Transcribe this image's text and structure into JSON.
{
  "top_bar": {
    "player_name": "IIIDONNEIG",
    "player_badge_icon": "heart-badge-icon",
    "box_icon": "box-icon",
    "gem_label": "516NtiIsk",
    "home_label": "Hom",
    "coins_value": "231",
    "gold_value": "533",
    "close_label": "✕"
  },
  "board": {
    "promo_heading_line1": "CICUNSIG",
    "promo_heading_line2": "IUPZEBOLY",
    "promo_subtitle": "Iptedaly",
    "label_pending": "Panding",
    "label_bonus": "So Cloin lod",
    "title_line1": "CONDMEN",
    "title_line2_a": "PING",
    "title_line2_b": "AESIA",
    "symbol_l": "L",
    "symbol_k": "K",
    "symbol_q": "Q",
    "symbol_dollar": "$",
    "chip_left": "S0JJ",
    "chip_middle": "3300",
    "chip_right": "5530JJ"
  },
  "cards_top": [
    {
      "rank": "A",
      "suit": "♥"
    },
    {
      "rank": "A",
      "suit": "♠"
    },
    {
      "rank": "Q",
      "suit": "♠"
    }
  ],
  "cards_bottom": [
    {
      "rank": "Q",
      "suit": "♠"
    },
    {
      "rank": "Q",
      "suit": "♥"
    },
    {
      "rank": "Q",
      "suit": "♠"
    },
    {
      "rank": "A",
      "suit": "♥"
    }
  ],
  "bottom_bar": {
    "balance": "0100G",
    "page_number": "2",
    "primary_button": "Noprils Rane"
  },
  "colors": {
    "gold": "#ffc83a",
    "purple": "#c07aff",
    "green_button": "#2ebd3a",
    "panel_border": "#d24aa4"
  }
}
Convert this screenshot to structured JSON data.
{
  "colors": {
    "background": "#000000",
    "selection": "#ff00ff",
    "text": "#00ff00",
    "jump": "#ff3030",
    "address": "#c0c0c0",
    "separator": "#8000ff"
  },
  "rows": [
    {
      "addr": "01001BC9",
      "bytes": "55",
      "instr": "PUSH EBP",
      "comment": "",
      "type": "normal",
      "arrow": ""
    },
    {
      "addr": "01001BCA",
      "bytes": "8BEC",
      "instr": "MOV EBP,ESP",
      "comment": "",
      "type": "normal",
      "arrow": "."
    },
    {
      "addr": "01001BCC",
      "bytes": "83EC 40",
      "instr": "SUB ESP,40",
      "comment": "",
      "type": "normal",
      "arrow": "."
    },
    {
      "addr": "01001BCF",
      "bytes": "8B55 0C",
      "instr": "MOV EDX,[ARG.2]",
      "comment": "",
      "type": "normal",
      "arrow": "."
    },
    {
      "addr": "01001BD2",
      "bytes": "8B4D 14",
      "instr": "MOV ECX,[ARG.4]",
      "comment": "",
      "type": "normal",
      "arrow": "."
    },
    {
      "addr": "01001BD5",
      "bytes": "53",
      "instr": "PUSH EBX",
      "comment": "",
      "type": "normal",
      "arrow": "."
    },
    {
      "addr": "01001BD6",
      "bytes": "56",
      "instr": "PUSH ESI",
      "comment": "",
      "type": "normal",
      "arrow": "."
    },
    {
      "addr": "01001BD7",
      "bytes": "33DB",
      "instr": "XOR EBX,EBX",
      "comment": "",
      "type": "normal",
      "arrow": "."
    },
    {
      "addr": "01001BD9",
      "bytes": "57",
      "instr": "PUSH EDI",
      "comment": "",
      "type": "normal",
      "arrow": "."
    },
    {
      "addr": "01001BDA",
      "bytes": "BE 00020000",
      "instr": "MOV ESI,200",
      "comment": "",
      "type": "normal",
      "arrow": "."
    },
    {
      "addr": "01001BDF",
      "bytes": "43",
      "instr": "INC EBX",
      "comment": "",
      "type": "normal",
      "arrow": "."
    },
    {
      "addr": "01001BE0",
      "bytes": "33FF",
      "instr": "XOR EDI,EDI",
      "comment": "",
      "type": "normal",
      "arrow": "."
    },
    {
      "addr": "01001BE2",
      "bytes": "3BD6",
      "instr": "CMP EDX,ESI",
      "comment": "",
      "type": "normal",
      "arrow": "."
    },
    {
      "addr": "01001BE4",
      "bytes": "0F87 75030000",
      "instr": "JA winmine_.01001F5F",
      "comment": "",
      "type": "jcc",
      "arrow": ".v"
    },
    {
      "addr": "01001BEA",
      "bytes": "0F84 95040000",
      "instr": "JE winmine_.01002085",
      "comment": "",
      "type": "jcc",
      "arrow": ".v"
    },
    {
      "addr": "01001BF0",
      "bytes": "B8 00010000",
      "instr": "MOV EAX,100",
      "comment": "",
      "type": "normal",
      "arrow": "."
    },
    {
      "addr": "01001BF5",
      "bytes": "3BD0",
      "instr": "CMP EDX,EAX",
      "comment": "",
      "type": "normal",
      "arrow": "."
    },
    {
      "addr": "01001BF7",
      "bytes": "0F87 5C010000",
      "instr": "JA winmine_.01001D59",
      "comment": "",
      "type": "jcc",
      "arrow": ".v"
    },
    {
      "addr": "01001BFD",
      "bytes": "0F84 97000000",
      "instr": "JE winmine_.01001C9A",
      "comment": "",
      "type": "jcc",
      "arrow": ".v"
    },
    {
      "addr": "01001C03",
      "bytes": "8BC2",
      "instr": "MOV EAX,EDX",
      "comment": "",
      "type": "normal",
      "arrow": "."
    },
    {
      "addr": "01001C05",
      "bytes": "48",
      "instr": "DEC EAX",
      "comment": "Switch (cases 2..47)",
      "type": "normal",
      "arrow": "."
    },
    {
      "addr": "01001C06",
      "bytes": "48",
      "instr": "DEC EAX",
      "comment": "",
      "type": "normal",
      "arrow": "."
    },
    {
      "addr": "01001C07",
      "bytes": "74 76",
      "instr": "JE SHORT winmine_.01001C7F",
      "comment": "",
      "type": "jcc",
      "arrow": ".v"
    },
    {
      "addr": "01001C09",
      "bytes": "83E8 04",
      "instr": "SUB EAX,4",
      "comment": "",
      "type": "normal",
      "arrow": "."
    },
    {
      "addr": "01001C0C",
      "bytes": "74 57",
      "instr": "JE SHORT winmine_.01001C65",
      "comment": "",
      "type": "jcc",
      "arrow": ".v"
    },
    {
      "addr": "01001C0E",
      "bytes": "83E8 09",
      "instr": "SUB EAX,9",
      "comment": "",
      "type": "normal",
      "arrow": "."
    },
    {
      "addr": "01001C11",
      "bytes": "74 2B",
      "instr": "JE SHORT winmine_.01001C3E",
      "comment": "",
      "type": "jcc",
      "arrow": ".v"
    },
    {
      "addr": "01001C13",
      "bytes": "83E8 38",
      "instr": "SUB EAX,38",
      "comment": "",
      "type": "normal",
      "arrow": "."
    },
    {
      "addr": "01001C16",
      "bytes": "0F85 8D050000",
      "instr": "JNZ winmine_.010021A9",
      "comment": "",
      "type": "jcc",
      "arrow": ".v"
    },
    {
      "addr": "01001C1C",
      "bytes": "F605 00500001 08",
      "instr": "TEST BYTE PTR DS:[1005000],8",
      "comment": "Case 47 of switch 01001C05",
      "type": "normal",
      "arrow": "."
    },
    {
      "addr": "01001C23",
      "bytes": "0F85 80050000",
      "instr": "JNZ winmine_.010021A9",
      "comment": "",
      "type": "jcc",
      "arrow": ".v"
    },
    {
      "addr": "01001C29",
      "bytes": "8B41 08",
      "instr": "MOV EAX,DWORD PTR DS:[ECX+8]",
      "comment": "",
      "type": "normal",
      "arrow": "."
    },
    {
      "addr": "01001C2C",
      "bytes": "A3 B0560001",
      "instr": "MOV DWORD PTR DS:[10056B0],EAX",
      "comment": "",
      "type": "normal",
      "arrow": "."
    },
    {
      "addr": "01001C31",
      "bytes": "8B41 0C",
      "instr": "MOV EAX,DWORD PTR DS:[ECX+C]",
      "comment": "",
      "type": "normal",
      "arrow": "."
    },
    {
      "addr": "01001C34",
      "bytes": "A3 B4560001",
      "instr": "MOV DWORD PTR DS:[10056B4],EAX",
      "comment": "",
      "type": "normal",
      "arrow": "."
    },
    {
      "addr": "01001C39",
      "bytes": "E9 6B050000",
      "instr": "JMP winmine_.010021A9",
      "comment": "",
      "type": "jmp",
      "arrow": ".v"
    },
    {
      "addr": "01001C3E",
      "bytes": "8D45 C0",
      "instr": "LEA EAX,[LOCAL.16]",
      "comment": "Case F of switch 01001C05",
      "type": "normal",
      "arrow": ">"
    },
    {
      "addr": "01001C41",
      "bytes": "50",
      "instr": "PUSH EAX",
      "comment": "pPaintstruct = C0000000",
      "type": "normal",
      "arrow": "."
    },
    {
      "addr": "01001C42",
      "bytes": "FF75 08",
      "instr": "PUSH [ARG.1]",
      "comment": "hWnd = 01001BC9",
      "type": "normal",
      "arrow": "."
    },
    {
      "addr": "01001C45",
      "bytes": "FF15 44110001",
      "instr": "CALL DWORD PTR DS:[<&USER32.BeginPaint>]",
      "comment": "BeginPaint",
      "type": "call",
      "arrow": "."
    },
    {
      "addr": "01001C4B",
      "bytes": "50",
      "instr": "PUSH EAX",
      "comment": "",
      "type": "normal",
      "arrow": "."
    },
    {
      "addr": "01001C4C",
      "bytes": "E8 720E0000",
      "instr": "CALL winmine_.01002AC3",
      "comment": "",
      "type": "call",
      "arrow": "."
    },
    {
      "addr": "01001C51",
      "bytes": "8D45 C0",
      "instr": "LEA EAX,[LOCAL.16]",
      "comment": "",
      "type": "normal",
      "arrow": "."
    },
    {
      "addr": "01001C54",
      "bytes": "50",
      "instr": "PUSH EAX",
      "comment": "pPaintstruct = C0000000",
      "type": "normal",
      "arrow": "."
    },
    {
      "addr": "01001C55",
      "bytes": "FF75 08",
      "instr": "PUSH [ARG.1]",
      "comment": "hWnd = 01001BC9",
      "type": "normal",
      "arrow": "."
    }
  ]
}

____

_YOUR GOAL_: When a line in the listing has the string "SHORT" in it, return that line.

_YOUR RESPONSE_:
      "instr": "JE SHORT winmine_.01001C7F",
      "instr": "JE SHORT winmine_.01001C65",
      "instr": "JE SHORT winmine_.01001C3E",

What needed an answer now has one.